railroad operators have to get regulatory waivers to place these new locomotives into service.
Kit was 14 when her father, a railroad worker, was killed in a violent accident.
It was from a former railroad Commission employee who had gone to work for an oil and gas developer.
"to convict quickly and perhaps unjustly," 1873, American English, from railroad (n.).
A person knowing more than might be desirable of the affairs, or perhaps the previous life of some powerful individual, high in authority, might some day ventilate his knowledge, possibly before a court of justice; but if his wisdom is railroaded to State's prison, his evidence becomes harmless. ["Wanderings of a Vagabond," New York, 1873]Related: Railroaded; railroading.

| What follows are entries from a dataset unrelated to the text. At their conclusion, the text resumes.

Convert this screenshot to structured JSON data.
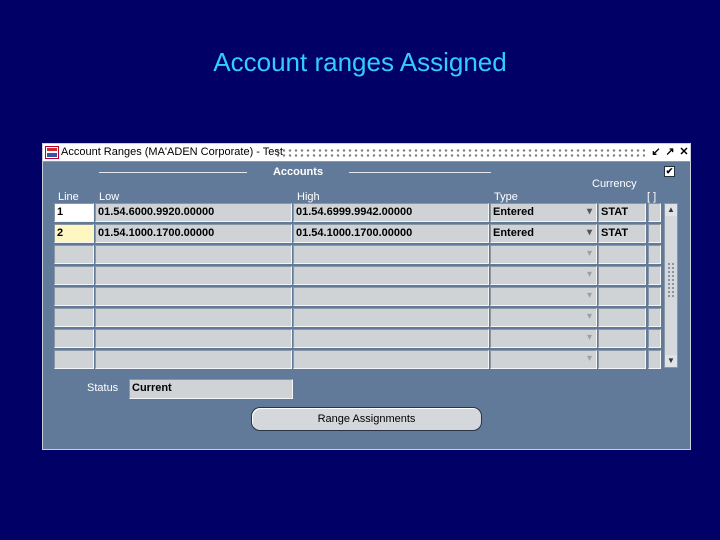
{
  "slide": {
    "title": "Account ranges Assigned"
  },
  "window": {
    "title": "Account Ranges (MA'ADEN Corporate) - Test",
    "buttons": {
      "minimize": "↙",
      "maximize": "↗",
      "close": "✕"
    }
  },
  "accounts": {
    "section_title": "Accounts",
    "columns": {
      "line": "Line",
      "low": "Low",
      "high": "High",
      "type": "Type",
      "currency": "Currency",
      "extra": "[ ]"
    },
    "checkbox_mark": "✔",
    "rows": [
      {
        "line": "1",
        "low": "01.54.6000.9920.00000",
        "high": "01.54.6999.9942.00000",
        "type": "Entered",
        "currency": "STAT"
      },
      {
        "line": "2",
        "low": "01.54.1000.1700.00000",
        "high": "01.54.1000.1700.00000",
        "type": "Entered",
        "currency": "STAT"
      },
      {
        "line": "",
        "low": "",
        "high": "",
        "type": "",
        "currency": ""
      },
      {
        "line": "",
        "low": "",
        "high": "",
        "type": "",
        "currency": ""
      },
      {
        "line": "",
        "low": "",
        "high": "",
        "type": "",
        "currency": ""
      },
      {
        "line": "",
        "low": "",
        "high": "",
        "type": "",
        "currency": ""
      },
      {
        "line": "",
        "low": "",
        "high": "",
        "type": "",
        "currency": ""
      },
      {
        "line": "",
        "low": "",
        "high": "",
        "type": "",
        "currency": ""
      }
    ]
  },
  "status": {
    "label": "Status",
    "value": "Current"
  },
  "range_button": {
    "label": "Range Assignments"
  },
  "colors": {
    "background": "#000066",
    "title": "#33ccff",
    "window": "#617a9a",
    "field": "#cfd3d6"
  }
}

An earlier verb sense was "to have a mania for building railroads" (1847).